* [YOUR INSTRUCTIONS]
From the records below, find each line with the string "rear" and copy it.

►

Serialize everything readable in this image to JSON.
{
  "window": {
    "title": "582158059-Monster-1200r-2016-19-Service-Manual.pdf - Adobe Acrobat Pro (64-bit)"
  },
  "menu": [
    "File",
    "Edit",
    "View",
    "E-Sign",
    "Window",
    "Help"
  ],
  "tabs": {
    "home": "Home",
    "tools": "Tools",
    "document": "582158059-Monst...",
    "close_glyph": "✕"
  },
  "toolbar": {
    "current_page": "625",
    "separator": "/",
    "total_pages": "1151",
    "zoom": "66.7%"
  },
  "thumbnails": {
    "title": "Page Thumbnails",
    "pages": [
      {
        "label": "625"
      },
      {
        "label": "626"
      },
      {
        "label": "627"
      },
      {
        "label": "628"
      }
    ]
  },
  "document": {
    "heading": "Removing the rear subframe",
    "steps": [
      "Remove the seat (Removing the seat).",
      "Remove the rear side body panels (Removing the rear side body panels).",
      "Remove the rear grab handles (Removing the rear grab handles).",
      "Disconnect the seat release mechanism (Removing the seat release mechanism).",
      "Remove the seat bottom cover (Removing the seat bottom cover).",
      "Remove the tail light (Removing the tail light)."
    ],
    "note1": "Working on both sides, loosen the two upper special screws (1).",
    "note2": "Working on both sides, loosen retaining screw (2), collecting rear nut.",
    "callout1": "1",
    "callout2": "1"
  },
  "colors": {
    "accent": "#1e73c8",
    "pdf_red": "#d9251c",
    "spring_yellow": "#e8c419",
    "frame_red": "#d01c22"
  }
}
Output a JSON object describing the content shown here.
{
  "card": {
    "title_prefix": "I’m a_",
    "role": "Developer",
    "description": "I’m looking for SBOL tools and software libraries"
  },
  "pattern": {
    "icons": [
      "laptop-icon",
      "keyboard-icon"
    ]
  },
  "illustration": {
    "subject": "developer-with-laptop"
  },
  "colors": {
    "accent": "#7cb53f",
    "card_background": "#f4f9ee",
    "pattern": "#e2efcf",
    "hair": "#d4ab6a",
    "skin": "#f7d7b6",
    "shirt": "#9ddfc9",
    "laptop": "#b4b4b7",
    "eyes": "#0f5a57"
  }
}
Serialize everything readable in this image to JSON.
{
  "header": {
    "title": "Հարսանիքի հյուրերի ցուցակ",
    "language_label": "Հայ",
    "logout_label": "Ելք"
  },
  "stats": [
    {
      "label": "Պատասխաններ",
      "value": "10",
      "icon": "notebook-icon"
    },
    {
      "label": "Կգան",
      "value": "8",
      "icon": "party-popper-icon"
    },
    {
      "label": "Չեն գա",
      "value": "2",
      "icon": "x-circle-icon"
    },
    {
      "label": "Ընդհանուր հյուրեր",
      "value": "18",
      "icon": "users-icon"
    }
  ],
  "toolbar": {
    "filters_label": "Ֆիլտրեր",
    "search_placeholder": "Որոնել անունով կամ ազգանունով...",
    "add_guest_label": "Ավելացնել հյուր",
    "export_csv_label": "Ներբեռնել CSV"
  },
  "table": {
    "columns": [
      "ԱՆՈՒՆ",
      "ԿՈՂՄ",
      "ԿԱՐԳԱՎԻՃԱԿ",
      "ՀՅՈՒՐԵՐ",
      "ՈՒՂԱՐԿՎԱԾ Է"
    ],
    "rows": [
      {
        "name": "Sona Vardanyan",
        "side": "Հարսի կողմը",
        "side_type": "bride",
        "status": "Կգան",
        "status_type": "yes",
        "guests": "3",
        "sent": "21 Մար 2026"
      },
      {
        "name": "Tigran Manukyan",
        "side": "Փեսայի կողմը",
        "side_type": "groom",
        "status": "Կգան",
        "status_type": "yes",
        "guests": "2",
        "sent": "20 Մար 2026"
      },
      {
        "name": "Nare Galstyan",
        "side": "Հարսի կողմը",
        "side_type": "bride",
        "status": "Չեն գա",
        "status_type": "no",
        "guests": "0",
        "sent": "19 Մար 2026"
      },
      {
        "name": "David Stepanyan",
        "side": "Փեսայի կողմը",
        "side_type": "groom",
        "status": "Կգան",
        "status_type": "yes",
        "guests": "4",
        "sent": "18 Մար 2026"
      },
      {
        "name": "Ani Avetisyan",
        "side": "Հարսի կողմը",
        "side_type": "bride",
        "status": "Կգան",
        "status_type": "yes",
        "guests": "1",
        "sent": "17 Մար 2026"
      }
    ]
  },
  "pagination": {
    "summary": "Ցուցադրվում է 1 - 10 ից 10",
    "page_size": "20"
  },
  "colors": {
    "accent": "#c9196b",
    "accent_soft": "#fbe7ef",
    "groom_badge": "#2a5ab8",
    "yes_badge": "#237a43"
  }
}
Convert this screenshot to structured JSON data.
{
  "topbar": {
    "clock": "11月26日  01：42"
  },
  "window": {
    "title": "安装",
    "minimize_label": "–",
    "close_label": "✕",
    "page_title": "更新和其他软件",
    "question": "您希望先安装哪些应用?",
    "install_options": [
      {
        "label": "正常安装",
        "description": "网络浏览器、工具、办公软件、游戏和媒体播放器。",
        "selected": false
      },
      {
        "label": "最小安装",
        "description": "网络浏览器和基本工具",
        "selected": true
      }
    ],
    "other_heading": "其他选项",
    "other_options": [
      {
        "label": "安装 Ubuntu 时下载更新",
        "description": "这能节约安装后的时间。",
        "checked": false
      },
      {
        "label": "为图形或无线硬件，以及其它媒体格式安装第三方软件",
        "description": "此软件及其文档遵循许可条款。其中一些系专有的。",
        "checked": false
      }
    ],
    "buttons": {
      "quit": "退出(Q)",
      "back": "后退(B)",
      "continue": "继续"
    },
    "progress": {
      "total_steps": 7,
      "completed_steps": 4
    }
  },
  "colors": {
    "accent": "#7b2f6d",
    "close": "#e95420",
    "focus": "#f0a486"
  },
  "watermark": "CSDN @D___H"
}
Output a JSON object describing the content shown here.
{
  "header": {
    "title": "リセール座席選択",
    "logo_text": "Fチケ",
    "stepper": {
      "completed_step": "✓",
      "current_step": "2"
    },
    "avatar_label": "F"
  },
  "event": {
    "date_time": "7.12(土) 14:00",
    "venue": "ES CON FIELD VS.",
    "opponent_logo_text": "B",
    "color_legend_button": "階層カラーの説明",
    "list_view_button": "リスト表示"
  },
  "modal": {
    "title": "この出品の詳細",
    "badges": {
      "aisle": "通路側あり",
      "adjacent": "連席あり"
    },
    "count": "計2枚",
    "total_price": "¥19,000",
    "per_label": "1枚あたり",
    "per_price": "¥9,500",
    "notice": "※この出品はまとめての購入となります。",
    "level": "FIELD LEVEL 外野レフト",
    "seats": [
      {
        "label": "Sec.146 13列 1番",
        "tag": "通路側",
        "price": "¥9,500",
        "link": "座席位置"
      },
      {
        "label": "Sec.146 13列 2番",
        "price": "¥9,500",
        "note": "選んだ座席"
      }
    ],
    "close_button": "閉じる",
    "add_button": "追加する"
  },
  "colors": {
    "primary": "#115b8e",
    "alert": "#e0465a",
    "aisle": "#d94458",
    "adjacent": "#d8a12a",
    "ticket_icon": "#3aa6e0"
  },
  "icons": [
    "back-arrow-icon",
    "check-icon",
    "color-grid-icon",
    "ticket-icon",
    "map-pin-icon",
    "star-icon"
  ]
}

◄

* [RESULT BELOW]
    "heading": "Removing the rear subframe",
      "Remove the rear side body panels (Removing the rear side body panels).",
      "Remove the rear grab handles (Removing the rear grab handles).",
    "note2": "Working on both sides, loosen retaining screw (2), collecting rear nut.",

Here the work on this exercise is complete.